*** Opening Dataset entries ***

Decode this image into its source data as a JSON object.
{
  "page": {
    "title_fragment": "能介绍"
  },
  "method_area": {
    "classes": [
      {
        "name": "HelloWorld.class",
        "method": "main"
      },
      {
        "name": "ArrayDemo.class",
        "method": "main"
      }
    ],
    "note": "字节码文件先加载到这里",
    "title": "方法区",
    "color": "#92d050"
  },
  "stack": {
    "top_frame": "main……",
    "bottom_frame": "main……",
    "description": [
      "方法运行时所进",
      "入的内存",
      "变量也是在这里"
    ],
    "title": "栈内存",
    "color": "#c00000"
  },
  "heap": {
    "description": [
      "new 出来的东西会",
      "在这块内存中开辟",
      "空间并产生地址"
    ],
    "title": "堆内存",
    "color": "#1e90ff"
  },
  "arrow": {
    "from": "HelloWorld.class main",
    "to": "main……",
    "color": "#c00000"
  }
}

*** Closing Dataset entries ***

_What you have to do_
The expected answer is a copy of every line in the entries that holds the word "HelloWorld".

_Exercise answer_
        "name": "HelloWorld.class",
    "from": "HelloWorld.class main",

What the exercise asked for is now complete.